Stacy was fortunate in that her mother kept Stacy and life went on with her brothers and sisters. However, Stacy’s mother was a victim of alcoholism and worked as bartender outside the village. Even with a mother in the home, her presences was rare, and Stacy and her siblings never knew the love and acceptance most children experience. But what was to come was even worse.

In December of 2017, late in the midnight hours, Stacy’s mother left work bartending, was struck by a car, and killed. With the father gone, Stacy and her brothers and sister would wake up in the morning orphans. However, the story continues to get worse. Once news of their mother’s death was learned, Stacy’s aunts and uncle came to collect the children. The various family members picked up all of the children and took them home. All of the children, that is, except Stacy.

The family decided that bringing Stacy into the home would not create an economic opportunity to support herself. Since she had a disability in her arms, the family did not feel they would see a return on the investment they would incur in raising her. So Stacy, at 8 years old, was left in her home to grieve her mother and miss her brothers and sisters.

This is the story of many children with disabilities in Kenya. They are often abandoned by their parents. The lucky ones are raised by a grandmother. However, once the grandmother is gone, they are left to fend for themselves. This is a reality every day in places like Kenya. Children with disabilities are left to die either through abandonment or death. When I tell about you how vital the work UnFinished is doing, these are the stories I am describing. We are not always just trying to give a child a better way of life. Often, we are quite literally asking you to help us save the life of a child who has done nothing wrong.

This was the case for Stacy as all hope for her was not lost. Stacy is a child in UnFinished International programs. Once VhdyojMHRxKLT2MwUjYeeg_thumb_e322Stacy’s situation was discovered, teams returned to her village to resolve the situation. Stacy was found with a neighbor. Due to Stacy’s already broken relationship with her mother, this neighbor played a crucial role in raising Stacy. The team took Stacy back to school where she had teachers and counselors that cared for her, friends to play with, a bed to sleep in, and meals to eat. We also worked as a mediator with one of her aunts. That aunt eventually took her in, and Stacy now has a family to join during school breaks.
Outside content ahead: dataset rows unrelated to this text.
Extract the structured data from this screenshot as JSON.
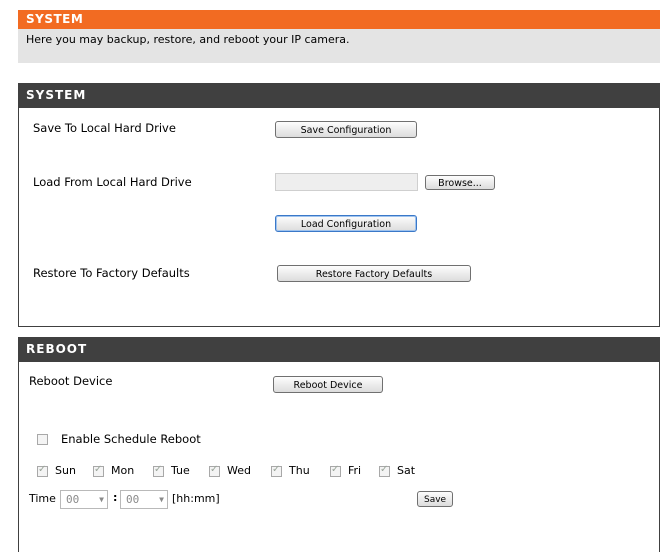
{
  "top_panel": {
    "title": "SYSTEM",
    "description": "Here you may backup, restore, and reboot your IP camera."
  },
  "system": {
    "title": "SYSTEM",
    "save_label": "Save To Local Hard Drive",
    "save_button": "Save Configuration",
    "load_label": "Load From Local Hard Drive",
    "browse_button": "Browse...",
    "load_button": "Load Configuration",
    "restore_label": "Restore To Factory Defaults",
    "restore_button": "Restore Factory Defaults"
  },
  "reboot": {
    "title": "REBOOT",
    "reboot_label": "Reboot Device",
    "reboot_button": "Reboot Device",
    "schedule_label": "Enable Schedule Reboot",
    "days": [
      "Sun",
      "Mon",
      "Tue",
      "Wed",
      "Thu",
      "Fri",
      "Sat"
    ],
    "time_label": "Time",
    "hour_value": "00",
    "minute_value": "00",
    "separator": ":",
    "format_hint": "[hh:mm]",
    "save_button": "Save"
  },
  "colors": {
    "accent": "#f26b22",
    "section_header": "#404040"
  }
}
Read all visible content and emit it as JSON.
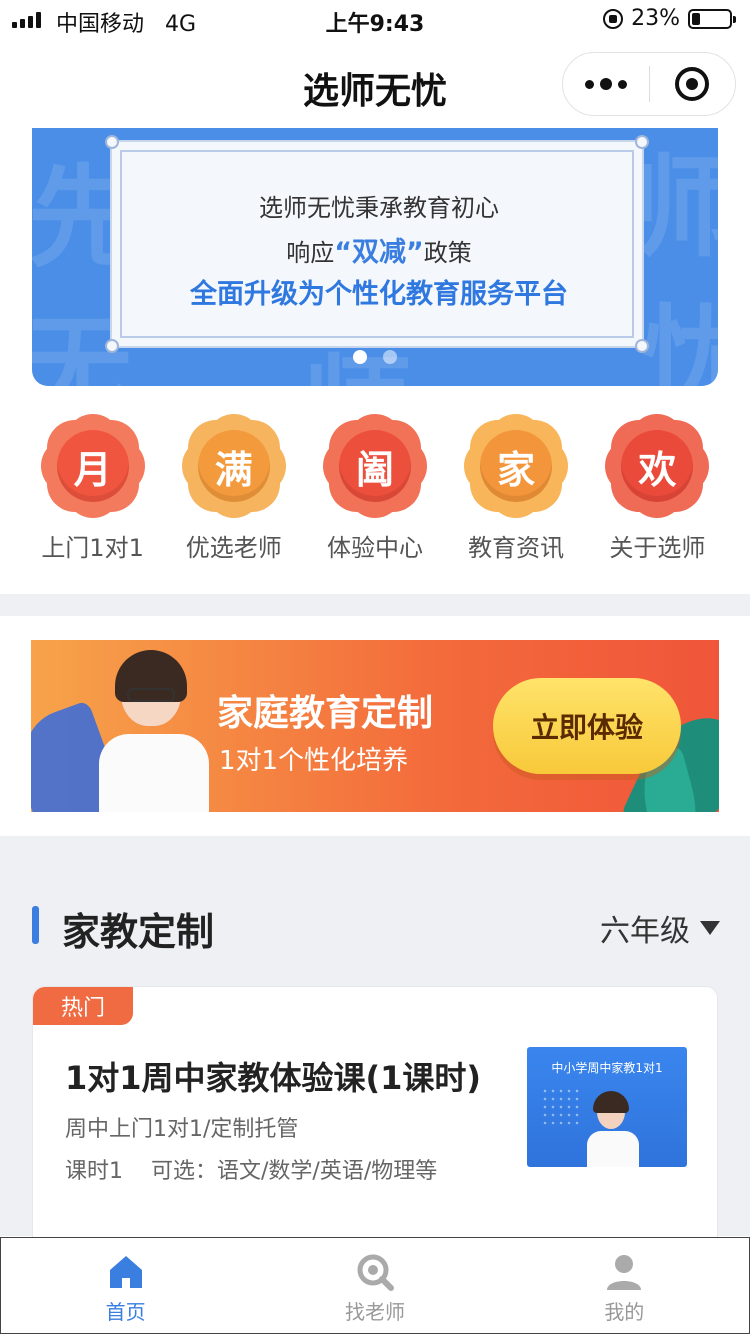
{
  "status_bar": {
    "carrier": "中国移动",
    "network": "4G",
    "time": "上午9:43",
    "battery": "23%",
    "battery_level": 0.23
  },
  "nav": {
    "title": "选师无忧"
  },
  "banner": {
    "line1": "选师无忧秉承教育初心",
    "line2_prefix": "响应",
    "line2_highlight": "“双减”",
    "line2_suffix": "政策",
    "line3": "全面升级为个性化教育服务平台",
    "bg_chars": [
      "先",
      "无",
      "师",
      "忧",
      "师"
    ],
    "active_slide": 1,
    "slide_count": 2
  },
  "grid": {
    "items": [
      {
        "glyph": "月",
        "label": "上门1对1",
        "color": "#f0553f",
        "petal": "#f37a5c"
      },
      {
        "glyph": "满",
        "label": "优选老师",
        "color": "#f39a3c",
        "petal": "#f7b45e"
      },
      {
        "glyph": "阖",
        "label": "体验中心",
        "color": "#ec4f3b",
        "petal": "#f27257"
      },
      {
        "glyph": "家",
        "label": "教育资讯",
        "color": "#f3953a",
        "petal": "#f8b559"
      },
      {
        "glyph": "欢",
        "label": "关于选师",
        "color": "#ea4a3a",
        "petal": "#f06b56"
      }
    ]
  },
  "promo": {
    "title": "家庭教育定制",
    "subtitle": "1对1个性化培养",
    "cta": "立即体验"
  },
  "section": {
    "title": "家教定制",
    "grade": "六年级"
  },
  "course": {
    "tag": "热门",
    "title": "1对1周中家教体验课(1课时)",
    "subtitle": "周中上门1对1/定制托管",
    "hours": "课时1",
    "options": "可选：语文/数学/英语/物理等",
    "thumb_text": "中小学周中家教1对1"
  },
  "tabbar": {
    "tabs": [
      {
        "label": "首页",
        "icon": "home-icon",
        "active": true
      },
      {
        "label": "找老师",
        "icon": "search-icon",
        "active": false
      },
      {
        "label": "我的",
        "icon": "user-icon",
        "active": false
      }
    ]
  },
  "colors": {
    "accent": "#3a7ee0",
    "hot": "#f06a42",
    "cta": "#f8c93a"
  }
}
The work we do is real. It is a calling that we believe in wholeheartedly. However, we cannot do it alone. Our programs do not just improve living conditions – they literally save the lives of children. You would want that for your child. You would want someone to step in during a time of need and save them. Why would you not want that for a child elsewhere? Kids in developing countries not only face stigma and challenges, but they also face life-threatening situations daily.

In the coming weeks, I plan to share more stories of children that are in UnFinished programs. I hope to paint a picture for you of what life for these kids is really like and spur you to action. We’ve made a difference in the lives of 17 kids over the past 5 years. However, we are faced daily with the cries of so many more. Unfortunately, we can only help so many with what we currently bring you. You can change that.

I pray that over the next few weeks, these stories of these children will touch you in a way that moves you to action. 100% of anything given goes to support the children. UnFinished International is a place you can effectively and efficiently be the Hands and Feet to truly the least of these.